-- SOURCE DATA follows --

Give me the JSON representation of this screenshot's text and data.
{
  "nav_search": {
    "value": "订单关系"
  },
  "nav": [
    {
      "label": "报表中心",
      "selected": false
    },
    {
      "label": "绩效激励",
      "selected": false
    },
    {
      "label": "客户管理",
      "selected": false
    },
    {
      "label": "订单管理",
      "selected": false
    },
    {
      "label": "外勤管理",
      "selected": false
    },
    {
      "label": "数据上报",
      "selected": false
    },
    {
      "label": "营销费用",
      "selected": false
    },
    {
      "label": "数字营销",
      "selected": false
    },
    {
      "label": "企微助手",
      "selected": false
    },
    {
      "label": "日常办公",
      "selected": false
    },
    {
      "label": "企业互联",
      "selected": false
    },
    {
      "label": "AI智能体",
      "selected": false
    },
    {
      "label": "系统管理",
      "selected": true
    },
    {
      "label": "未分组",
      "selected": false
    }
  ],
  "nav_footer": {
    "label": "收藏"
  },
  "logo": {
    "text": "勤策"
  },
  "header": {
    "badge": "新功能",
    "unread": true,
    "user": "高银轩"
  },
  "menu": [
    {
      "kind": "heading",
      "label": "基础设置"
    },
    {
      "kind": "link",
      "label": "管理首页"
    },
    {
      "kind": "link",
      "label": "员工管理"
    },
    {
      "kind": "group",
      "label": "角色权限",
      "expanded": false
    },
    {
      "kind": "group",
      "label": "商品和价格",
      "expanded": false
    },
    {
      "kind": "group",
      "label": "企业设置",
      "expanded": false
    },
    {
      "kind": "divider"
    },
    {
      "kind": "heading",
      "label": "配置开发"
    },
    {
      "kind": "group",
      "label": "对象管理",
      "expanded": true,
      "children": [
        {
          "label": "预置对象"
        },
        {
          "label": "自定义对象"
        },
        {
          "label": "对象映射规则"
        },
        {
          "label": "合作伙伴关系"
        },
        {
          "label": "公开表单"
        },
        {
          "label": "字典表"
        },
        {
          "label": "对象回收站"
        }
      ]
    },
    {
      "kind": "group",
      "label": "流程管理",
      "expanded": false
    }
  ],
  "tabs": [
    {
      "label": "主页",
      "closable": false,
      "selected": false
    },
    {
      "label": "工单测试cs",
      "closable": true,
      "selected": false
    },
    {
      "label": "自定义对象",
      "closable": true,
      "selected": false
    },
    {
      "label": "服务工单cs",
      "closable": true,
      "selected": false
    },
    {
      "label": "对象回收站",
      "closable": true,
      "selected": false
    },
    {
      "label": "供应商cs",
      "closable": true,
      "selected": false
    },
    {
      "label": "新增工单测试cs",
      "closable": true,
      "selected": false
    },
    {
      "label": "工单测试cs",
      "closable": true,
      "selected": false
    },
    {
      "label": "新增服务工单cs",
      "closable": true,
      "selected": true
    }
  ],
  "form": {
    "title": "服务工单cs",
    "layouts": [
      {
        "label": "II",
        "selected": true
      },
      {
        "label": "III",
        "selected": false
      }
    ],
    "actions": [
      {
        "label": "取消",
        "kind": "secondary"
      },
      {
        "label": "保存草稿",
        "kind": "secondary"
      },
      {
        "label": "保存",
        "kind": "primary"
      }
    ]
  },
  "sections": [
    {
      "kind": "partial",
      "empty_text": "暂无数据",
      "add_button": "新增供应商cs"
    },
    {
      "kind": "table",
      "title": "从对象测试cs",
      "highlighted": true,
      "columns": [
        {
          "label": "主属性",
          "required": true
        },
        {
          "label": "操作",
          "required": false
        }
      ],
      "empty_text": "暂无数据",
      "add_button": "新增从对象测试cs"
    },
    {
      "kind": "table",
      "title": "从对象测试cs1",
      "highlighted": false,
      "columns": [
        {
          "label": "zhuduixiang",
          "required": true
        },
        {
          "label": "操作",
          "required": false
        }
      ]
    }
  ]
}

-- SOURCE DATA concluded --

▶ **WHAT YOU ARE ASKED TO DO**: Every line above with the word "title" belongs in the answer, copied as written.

▶ **RESPONSE AREA**:
    "title": "服务工单cs",
      "title": "从对象测试cs",
      "title": "从对象测试cs1",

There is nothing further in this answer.